Wednesday, October 20, 2010
Posted by Michael Knutson in "Apple iPods" @ 04:30 PM
"The latest iPhone and iPod touch are nearly identical devices, ignoring the pesky reality that the latter isn't a phone. We can fix that. Here's how to turn your iPod touch into a viable (and cheaper) iPhone alternative out of the box."
Looking for a way to reduce your mobile phone bills? Without jailbreaking, it is easy to turn your iPod Touch (and a headset) into a VoIP phone, assuming that you have a WiFi connection when needed. Skype (free if using skype-to-skype) and Line2 (formerly available mainly to jailbreakers, free app, $10/month cost) are good options, as is Fring. All provide good connections with a good WiFi signal. And, of course, SIP apps work as well.
Downsides? Skyping works well within Skype (skype-to-skype), but if you want (or need) a real phone number, it's not free. Line2 is a solid app, but needs to be running in the background, otherwise calls go to voice mail. A $10 monthly fee includes unlimited calling in the US and Canada, and is quite reasonably when compared to carrier post-paid costs.
No WiFi or in a car? You'll need a cellular data plan (and hardware) like Verizon's MiFi or Sprint's Overdrive: a small box that provides an instant hot-spot for about $60 per month for 5GB of data. Coverage is good, but this is a good alternative only if you make a lot of mobile calls (and of course use the cellular data).

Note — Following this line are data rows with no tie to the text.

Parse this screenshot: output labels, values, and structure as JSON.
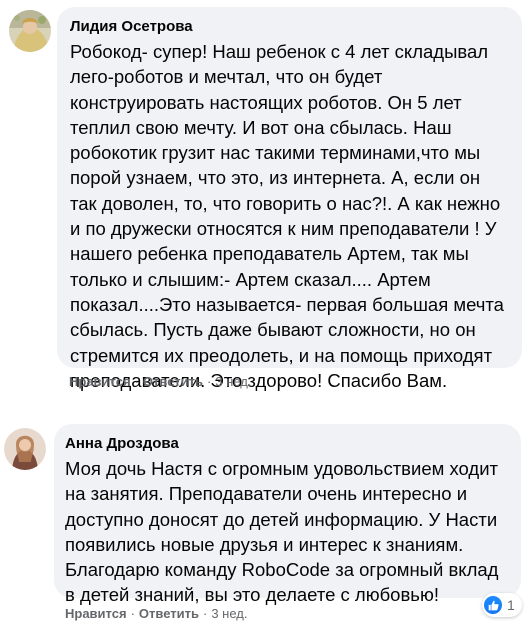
{
  "comments": [
    {
      "author": "Лидия Осетрова",
      "text": "Робокод- супер! Наш ребенок с 4 лет складывал лего-роботов и мечтал, что он будет конструировать настоящих роботов. Он 5 лет теплил свою мечту. И вот она сбылась. Наш робокотик грузит нас такими терминами,что мы порой узнаем, что это, из интернета. А, если он так доволен, то, что говорить о нас?!. А как нежно и по дружески относятся к ним преподаватели ! У нашего ребенка преподаватель Артем, так мы только и слышим:- Артем сказал.... Артем показал....Это называется- первая большая мечта сбылась. Пусть даже бывают сложности, но он стремится их преодолеть, и на помощь приходят преподаватели. Это здорово! Спасибо Вам.",
      "like_label": "Нравится",
      "reply_label": "Ответить",
      "time": "3 нед."
    },
    {
      "author": "Анна Дроздова",
      "text": "Моя дочь Настя с огромным удовольствием ходит на занятия. Преподаватели очень интересно и доступно доносят до детей информацию. У Насти появились новые друзья и интерес к знаниям. Благодарю команду RoboCode за огромный вклад в детей знаний, вы это делаете с любовью!",
      "like_label": "Нравится",
      "reply_label": "Ответить",
      "time": "3 нед.",
      "reaction_count": "1"
    }
  ],
  "separator": "·",
  "colors": {
    "bubble": "#f0f2f5",
    "meta": "#65676b",
    "like_blue": "#1877f2"
  },
  "icons": {
    "reaction": "thumbs-up-icon"
  }
}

Real World results? In a test while cruising the LA freeway system using a MiFi box, VoIP call quality was better than native iPhone calls, lag was more noticeable, dropped calls were about the same, but dropped much less gracefully than native iPhone calls. Overall, pretty equivalent. A downside here: yet another gadget to carry around, and the MiFi battery doesn't have a very long life. Don't forget the power cord.
The article also mentions Siphon SIP/VoIP for jailbroken iPod Touches. Similar to Fring, but better iOS integration.
I can see this technology being invaluable for international travel, to avoid those $120 phone calls.